[Dataset rows describing interfaces]

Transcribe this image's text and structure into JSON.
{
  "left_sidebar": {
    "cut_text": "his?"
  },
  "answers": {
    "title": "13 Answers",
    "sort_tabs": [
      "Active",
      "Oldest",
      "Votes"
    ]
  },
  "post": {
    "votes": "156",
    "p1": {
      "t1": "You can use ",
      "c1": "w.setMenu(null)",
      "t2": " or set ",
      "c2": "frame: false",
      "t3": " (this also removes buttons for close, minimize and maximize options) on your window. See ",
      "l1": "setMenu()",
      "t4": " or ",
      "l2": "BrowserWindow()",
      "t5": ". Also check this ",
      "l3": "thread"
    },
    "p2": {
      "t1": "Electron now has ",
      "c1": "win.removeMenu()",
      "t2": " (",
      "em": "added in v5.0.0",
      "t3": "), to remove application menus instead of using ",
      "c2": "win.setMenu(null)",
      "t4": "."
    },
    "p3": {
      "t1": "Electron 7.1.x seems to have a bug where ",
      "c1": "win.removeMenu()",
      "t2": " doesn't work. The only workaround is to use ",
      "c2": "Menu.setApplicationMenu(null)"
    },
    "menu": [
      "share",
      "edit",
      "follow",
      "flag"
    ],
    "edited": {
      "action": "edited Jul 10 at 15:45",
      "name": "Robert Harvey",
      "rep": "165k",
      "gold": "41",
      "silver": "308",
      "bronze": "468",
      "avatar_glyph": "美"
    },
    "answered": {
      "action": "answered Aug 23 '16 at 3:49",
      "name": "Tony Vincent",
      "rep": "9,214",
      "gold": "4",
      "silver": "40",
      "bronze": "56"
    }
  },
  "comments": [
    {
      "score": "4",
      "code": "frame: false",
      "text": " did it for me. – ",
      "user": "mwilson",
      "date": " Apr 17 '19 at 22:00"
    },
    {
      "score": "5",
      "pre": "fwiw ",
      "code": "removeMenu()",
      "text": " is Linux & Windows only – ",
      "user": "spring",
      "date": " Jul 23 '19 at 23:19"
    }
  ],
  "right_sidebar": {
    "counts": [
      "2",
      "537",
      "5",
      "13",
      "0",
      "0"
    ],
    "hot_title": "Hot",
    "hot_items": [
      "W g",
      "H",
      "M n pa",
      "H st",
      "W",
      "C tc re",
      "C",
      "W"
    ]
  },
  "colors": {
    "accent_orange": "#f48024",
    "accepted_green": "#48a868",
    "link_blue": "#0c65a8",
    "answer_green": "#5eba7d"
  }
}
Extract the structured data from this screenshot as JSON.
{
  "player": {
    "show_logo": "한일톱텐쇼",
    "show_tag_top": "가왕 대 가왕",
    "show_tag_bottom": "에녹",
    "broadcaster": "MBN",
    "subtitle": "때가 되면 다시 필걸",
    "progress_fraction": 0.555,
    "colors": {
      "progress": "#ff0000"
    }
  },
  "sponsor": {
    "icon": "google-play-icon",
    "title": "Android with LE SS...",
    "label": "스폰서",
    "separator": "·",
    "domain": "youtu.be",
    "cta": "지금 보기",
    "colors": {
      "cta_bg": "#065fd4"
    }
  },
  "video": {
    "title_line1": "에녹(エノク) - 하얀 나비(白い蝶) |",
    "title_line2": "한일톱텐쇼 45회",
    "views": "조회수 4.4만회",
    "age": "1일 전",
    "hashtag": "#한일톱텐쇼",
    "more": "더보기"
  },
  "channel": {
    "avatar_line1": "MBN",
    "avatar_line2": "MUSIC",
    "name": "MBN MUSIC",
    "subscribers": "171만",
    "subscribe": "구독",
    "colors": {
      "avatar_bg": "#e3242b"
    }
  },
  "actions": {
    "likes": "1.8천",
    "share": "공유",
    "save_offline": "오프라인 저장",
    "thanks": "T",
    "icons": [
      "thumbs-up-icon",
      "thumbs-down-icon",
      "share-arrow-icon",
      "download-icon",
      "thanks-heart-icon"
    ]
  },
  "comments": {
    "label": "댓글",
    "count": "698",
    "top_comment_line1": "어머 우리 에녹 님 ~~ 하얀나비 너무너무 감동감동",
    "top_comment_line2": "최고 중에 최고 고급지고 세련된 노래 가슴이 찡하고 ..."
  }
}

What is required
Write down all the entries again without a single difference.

Expected answer
Transcribe this image's text and structure into JSON.
{
  "left_sidebar": {
    "cut_text": "his?"
  },
  "answers": {
    "title": "13 Answers",
    "sort_tabs": [
      "Active",
      "Oldest",
      "Votes"
    ]
  },
  "post": {
    "votes": "156",
    "p1": {
      "t1": "You can use ",
      "c1": "w.setMenu(null)",
      "t2": " or set ",
      "c2": "frame: false",
      "t3": " (this also removes buttons for close, minimize and maximize options) on your window. See ",
      "l1": "setMenu()",
      "t4": " or ",
      "l2": "BrowserWindow()",
      "t5": ". Also check this ",
      "l3": "thread"
    },
    "p2": {
      "t1": "Electron now has ",
      "c1": "win.removeMenu()",
      "t2": " (",
      "em": "added in v5.0.0",
      "t3": "), to remove application menus instead of using ",
      "c2": "win.setMenu(null)",
      "t4": "."
    },
    "p3": {
      "t1": "Electron 7.1.x seems to have a bug where ",
      "c1": "win.removeMenu()",
      "t2": " doesn't work. The only workaround is to use ",
      "c2": "Menu.setApplicationMenu(null)"
    },
    "menu": [
      "share",
      "edit",
      "follow",
      "flag"
    ],
    "edited": {
      "action": "edited Jul 10 at 15:45",
      "name": "Robert Harvey",
      "rep": "165k",
      "gold": "41",
      "silver": "308",
      "bronze": "468",
      "avatar_glyph": "美"
    },
    "answered": {
      "action": "answered Aug 23 '16 at 3:49",
      "name": "Tony Vincent",
      "rep": "9,214",
      "gold": "4",
      "silver": "40",
      "bronze": "56"
    }
  },
  "comments": [
    {
      "score": "4",
      "code": "frame: false",
      "text": " did it for me. – ",
      "user": "mwilson",
      "date": " Apr 17 '19 at 22:00"
    },
    {
      "score": "5",
      "pre": "fwiw ",
      "code": "removeMenu()",
      "text": " is Linux & Windows only – ",
      "user": "spring",
      "date": " Jul 23 '19 at 23:19"
    }
  ],
  "right_sidebar": {
    "counts": [
      "2",
      "537",
      "5",
      "13",
      "0",
      "0"
    ],
    "hot_title": "Hot",
    "hot_items": [
      "W g",
      "H",
      "M n pa",
      "H st",
      "W",
      "C tc re",
      "C",
      "W"
    ]
  },
  "colors": {
    "accent_orange": "#f48024",
    "accepted_green": "#48a868",
    "link_blue": "#0c65a8",
    "answer_green": "#5eba7d"
  }
}
Extract the structured data from this screenshot as JSON.
{
  "player": {
    "show_logo": "한일톱텐쇼",
    "show_tag_top": "가왕 대 가왕",
    "show_tag_bottom": "에녹",
    "broadcaster": "MBN",
    "subtitle": "때가 되면 다시 필걸",
    "progress_fraction": 0.555,
    "colors": {
      "progress": "#ff0000"
    }
  },
  "sponsor": {
    "icon": "google-play-icon",
    "title": "Android with LE SS...",
    "label": "스폰서",
    "separator": "·",
    "domain": "youtu.be",
    "cta": "지금 보기",
    "colors": {
      "cta_bg": "#065fd4"
    }
  },
  "video": {
    "title_line1": "에녹(エノク) - 하얀 나비(白い蝶) |",
    "title_line2": "한일톱텐쇼 45회",
    "views": "조회수 4.4만회",
    "age": "1일 전",
    "hashtag": "#한일톱텐쇼",
    "more": "더보기"
  },
  "channel": {
    "avatar_line1": "MBN",
    "avatar_line2": "MUSIC",
    "name": "MBN MUSIC",
    "subscribers": "171만",
    "subscribe": "구독",
    "colors": {
      "avatar_bg": "#e3242b"
    }
  },
  "actions": {
    "likes": "1.8천",
    "share": "공유",
    "save_offline": "오프라인 저장",
    "thanks": "T",
    "icons": [
      "thumbs-up-icon",
      "thumbs-down-icon",
      "share-arrow-icon",
      "download-icon",
      "thanks-heart-icon"
    ]
  },
  "comments": {
    "label": "댓글",
    "count": "698",
    "top_comment_line1": "어머 우리 에녹 님 ~~ 하얀나비 너무너무 감동감동",
    "top_comment_line2": "최고 중에 최고 고급지고 세련된 노래 가슴이 찡하고 ..."
  }
}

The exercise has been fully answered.